▶ **Data**:
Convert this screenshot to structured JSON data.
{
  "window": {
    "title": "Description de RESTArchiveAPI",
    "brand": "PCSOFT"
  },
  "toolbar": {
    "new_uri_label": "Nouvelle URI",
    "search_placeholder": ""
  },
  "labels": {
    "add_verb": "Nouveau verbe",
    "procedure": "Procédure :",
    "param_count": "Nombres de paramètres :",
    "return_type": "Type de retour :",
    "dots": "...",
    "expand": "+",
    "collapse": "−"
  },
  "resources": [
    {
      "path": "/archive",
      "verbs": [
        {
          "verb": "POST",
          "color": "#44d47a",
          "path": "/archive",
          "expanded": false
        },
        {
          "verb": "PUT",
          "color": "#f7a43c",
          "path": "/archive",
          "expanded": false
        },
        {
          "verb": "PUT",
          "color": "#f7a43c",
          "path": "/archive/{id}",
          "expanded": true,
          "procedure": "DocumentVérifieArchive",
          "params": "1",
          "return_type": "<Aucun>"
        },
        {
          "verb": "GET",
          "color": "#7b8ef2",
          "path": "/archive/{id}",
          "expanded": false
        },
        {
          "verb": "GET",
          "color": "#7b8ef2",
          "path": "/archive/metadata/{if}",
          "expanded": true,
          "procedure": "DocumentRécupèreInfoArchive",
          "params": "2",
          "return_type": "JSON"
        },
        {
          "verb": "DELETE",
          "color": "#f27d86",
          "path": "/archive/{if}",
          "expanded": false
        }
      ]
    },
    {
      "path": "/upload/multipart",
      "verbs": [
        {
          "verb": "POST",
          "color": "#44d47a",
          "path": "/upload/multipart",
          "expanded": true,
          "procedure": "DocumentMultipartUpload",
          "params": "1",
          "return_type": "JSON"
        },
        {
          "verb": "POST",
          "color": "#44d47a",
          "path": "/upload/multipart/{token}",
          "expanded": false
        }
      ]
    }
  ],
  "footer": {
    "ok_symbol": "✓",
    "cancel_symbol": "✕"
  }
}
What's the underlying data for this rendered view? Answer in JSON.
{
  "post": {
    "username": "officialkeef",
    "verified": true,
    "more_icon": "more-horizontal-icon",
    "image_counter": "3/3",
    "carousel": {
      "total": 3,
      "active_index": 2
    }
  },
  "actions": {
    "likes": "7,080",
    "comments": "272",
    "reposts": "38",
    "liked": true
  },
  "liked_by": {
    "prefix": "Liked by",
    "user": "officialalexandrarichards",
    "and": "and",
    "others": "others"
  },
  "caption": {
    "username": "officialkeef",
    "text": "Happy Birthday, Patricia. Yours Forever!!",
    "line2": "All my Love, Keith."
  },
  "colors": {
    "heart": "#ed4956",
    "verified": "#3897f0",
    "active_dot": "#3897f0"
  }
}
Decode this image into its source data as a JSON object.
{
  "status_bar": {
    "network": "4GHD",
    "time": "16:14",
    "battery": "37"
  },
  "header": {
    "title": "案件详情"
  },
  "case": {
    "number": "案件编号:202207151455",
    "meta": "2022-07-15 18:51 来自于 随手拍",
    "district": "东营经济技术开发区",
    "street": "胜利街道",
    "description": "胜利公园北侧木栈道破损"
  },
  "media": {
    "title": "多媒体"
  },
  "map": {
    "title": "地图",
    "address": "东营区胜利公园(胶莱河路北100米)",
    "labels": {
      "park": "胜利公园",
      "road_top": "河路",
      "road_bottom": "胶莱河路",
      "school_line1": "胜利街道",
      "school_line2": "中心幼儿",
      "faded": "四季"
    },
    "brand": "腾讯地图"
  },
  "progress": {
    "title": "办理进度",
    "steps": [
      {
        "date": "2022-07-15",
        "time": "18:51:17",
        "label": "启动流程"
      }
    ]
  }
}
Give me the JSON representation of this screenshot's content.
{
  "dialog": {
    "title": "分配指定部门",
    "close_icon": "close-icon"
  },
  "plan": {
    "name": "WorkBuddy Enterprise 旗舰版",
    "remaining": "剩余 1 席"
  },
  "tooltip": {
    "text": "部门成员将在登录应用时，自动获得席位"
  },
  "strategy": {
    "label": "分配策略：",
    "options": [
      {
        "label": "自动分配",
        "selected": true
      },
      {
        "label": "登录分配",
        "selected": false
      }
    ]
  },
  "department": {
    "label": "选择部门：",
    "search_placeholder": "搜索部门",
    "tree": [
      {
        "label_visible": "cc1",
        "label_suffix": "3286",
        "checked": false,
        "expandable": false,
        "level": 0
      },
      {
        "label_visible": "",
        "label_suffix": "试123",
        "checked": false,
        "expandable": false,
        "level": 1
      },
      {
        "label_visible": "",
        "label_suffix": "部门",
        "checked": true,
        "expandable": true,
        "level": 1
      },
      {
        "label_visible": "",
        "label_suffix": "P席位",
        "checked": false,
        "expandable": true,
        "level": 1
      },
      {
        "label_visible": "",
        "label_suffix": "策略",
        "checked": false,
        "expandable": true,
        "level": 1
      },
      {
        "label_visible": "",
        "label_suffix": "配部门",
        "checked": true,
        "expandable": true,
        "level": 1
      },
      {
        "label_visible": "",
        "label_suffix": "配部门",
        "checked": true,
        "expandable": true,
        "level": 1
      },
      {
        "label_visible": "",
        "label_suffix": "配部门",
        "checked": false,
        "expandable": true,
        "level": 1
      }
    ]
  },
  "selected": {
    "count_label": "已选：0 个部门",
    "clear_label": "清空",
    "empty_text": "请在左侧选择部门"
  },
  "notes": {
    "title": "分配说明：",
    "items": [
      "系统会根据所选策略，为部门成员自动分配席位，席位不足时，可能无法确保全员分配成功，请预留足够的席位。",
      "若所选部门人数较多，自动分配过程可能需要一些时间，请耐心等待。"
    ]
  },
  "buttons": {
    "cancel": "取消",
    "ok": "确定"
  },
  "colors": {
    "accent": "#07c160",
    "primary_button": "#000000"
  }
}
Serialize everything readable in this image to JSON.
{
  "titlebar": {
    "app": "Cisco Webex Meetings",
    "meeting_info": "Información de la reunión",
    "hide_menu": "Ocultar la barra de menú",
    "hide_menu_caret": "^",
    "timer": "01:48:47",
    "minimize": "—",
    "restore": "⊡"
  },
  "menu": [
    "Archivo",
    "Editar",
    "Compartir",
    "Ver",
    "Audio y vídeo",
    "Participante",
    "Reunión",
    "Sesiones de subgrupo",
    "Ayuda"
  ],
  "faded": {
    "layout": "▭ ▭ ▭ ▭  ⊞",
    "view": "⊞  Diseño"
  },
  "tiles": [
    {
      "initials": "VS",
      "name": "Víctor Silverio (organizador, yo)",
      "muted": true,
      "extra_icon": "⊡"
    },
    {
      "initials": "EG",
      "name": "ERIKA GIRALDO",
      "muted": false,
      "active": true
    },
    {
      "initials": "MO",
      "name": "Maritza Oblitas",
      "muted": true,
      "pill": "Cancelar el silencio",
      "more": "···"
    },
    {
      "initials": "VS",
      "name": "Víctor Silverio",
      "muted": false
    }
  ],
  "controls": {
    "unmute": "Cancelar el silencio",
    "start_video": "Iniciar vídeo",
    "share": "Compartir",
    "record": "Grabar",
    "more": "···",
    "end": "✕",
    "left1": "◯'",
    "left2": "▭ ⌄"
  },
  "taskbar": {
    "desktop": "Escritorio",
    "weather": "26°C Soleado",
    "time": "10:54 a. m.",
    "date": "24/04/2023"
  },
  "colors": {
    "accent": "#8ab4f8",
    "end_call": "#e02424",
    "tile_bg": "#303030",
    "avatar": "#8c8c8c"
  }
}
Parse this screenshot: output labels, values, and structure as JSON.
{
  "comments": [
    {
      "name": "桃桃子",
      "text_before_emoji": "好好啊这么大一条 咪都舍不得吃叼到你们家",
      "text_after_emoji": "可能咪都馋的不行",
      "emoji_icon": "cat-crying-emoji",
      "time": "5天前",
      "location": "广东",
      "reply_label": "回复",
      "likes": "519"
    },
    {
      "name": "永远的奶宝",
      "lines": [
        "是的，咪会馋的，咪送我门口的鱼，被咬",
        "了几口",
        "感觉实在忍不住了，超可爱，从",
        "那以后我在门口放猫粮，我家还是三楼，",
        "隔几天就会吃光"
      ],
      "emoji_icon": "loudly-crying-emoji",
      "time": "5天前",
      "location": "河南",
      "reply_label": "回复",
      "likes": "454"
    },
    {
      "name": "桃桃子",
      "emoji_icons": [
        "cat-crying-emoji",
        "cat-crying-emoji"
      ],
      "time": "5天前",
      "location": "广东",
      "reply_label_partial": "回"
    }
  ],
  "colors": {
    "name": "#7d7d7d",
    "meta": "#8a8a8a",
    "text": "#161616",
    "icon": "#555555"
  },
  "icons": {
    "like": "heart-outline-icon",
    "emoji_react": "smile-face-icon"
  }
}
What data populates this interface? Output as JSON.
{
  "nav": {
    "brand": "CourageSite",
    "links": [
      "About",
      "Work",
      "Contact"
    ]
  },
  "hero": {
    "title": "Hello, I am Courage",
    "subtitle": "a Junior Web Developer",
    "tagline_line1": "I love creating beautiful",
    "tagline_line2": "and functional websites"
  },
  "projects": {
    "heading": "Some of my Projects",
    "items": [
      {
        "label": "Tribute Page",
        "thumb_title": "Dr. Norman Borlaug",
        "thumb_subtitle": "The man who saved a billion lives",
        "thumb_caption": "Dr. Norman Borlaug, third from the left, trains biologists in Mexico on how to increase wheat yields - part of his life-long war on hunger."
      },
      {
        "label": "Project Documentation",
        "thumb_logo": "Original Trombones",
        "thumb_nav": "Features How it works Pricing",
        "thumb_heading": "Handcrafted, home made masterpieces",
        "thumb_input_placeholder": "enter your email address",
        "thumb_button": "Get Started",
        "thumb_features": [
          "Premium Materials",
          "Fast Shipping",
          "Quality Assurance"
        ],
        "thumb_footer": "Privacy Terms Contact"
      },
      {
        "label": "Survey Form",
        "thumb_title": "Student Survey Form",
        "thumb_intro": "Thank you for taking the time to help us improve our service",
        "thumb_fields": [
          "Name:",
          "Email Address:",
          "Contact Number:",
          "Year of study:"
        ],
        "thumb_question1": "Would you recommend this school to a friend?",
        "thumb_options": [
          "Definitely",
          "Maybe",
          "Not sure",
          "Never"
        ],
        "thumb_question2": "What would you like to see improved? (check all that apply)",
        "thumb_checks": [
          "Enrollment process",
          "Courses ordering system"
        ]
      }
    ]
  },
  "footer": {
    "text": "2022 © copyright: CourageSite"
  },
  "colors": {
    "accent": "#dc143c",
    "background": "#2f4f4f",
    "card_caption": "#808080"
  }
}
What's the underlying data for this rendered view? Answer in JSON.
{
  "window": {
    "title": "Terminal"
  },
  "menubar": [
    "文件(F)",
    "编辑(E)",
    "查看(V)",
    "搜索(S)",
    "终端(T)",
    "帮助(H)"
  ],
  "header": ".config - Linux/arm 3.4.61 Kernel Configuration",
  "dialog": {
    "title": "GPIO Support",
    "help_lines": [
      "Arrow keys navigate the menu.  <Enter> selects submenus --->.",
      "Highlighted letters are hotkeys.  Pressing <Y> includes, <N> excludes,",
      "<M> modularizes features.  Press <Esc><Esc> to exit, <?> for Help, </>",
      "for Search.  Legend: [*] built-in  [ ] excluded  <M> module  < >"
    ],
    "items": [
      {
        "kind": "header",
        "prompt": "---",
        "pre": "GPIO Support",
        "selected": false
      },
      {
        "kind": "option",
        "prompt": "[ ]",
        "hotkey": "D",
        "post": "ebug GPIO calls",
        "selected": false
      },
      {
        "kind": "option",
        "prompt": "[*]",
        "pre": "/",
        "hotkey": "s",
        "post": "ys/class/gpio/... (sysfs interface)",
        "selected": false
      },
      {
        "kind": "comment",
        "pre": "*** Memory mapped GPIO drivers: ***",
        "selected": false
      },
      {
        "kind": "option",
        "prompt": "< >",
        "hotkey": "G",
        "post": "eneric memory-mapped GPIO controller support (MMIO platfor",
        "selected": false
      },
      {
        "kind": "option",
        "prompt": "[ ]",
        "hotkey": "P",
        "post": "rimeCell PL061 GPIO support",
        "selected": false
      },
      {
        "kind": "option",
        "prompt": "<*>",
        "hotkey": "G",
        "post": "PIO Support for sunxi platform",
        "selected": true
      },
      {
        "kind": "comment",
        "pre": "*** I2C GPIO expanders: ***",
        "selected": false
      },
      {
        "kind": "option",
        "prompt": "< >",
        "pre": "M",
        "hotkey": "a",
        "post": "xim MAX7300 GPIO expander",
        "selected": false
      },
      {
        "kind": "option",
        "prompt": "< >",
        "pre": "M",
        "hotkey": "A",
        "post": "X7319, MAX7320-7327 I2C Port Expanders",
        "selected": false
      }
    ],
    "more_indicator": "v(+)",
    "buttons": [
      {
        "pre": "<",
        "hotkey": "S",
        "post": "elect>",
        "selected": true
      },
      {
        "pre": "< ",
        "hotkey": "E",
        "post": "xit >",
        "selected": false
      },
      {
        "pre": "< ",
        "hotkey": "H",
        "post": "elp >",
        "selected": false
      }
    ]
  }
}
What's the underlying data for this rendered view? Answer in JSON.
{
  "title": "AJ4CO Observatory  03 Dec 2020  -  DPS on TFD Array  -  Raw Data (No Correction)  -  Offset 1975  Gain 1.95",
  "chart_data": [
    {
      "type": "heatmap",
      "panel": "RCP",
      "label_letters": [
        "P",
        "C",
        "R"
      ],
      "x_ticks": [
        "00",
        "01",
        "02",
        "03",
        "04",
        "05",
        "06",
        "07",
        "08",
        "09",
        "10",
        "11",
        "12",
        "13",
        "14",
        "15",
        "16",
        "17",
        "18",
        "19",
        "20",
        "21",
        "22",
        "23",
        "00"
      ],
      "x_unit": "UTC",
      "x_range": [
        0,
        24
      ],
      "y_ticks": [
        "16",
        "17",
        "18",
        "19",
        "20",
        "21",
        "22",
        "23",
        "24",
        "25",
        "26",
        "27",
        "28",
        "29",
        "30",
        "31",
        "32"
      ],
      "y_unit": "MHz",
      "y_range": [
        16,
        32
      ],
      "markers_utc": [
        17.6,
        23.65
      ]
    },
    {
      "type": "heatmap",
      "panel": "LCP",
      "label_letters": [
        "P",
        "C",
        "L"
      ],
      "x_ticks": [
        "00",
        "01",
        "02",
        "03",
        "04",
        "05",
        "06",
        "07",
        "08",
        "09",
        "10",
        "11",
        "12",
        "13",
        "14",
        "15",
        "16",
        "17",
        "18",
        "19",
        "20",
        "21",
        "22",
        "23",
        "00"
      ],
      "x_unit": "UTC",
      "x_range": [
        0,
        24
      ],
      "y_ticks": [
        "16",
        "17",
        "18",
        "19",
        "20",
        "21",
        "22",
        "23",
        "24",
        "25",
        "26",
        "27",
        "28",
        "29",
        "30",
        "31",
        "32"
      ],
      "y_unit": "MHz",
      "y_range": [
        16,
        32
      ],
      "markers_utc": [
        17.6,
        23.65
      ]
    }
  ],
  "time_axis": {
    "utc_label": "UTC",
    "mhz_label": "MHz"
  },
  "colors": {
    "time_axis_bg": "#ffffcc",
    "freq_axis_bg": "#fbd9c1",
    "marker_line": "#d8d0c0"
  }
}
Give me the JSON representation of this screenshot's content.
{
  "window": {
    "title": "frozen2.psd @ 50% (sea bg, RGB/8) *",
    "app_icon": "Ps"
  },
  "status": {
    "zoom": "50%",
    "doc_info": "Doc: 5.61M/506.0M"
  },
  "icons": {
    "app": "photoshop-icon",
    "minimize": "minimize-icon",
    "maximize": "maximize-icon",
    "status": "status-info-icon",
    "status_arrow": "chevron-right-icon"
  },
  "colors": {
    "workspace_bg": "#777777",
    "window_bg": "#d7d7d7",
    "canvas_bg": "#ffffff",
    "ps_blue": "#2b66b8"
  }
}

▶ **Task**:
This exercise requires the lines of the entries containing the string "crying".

▶ **Task answer**:
      "emoji_icon": "cat-crying-emoji",
      "emoji_icon": "loudly-crying-emoji",
        "cat-crying-emoji",
        "cat-crying-emoji"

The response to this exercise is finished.